For many individuals, they are unclear about if, and when, they are able to apply for and receive credit after they have filed for personal bankruptcy.
Once an individual is discharged from their bankruptcy, they are able to begin the process of rebuilding their credit rating and apply for credit. Many individuals don’t realize that even while they were in bankruptcy, they may have been taking positive steps to improving their credit rating by paying their monthly phone and hydro bills consistently and on time.
After bankruptcy, it may be challenging for you to get access to new credit again, depending on the provider. We recommend that you check your own credit information roughly one month after you receive your discharge to ensure that your history is accurately reflected. Individuals should make sure that they understand their credit report, and take any needed steps to get it updated and correct. Your bankruptcy filing, if it is a first bankruptcy, will be recorded on your credit history for six years from when you received your discharge. If the bankruptcy is filed for a second or third time, the filings will be recorded on your credit report for up to 14 years.
Your best strategy during this period after being discharged is to manage your financial affairs wisely. Individuals should be paying close attention and keeping track of their monthly income and expenses, tweaking their spending in order to maintain a positive cash flow.
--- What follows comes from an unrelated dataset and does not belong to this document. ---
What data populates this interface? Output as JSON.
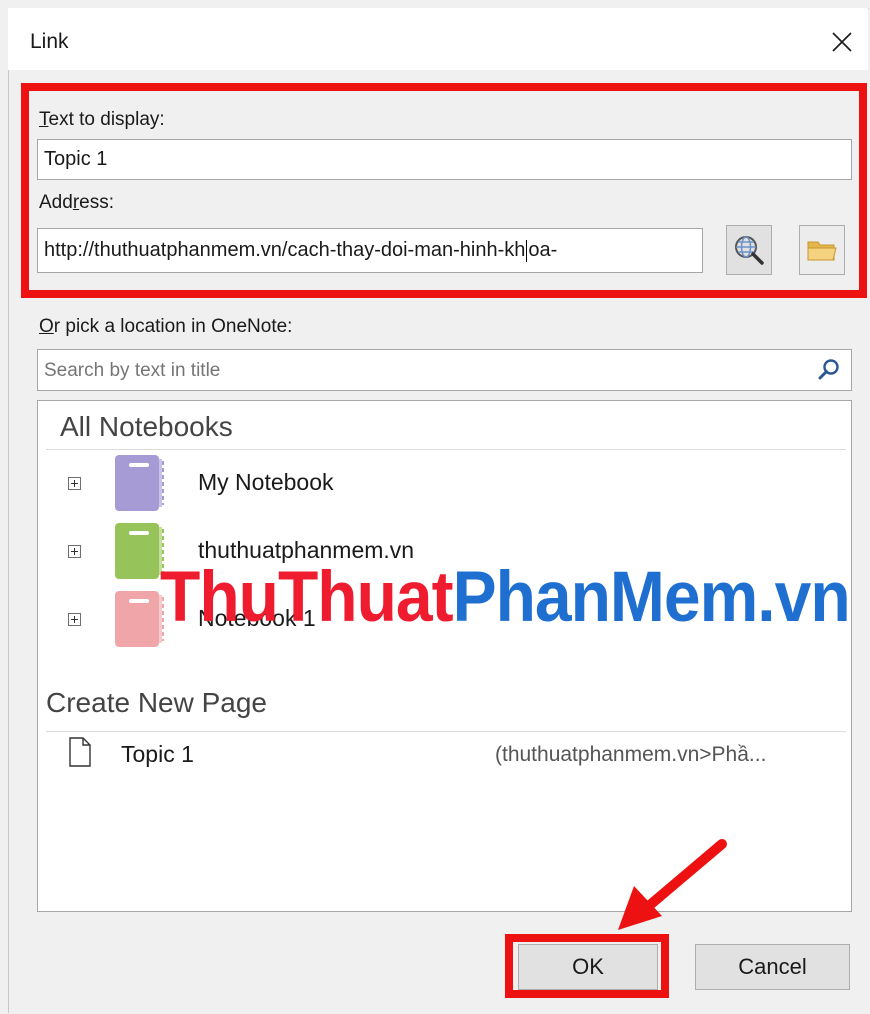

We strongly encourage maintaining a written record of all expenses in order to assess expenditures on a monthly basis and facilitate future savings.
Similarly, if you want a new secured loan, for a car or house, the lender will be mostly interested in your having a steady income to support the payments, and the security you can offer.
Even while the bankruptcy still shows on your credit report, you can start to get unsecured credit again, if you follow a careful process to gradually repair your credit. It is important that individuals understand that being granted credit is a privilege not a right, your credit worthiness depends on how you manage your affairs after getting your “fresh start”. Individuals should be careful to not apply for too much new credit once they are discharged, as every time you do there will be a notation on your credit report. If you are declined once or twice at the beginning it is better to wait for at least six months and continue watching your budget and saving.
Financial problems are, unfortunately, a reality for a growing number of individuals in Ontario. Our personal bankruptcy and insolvency specialists work to help you with today’s ever-changing and complex debtor/creditor and asset protection laws and regulations. Contact us to find out how we can help.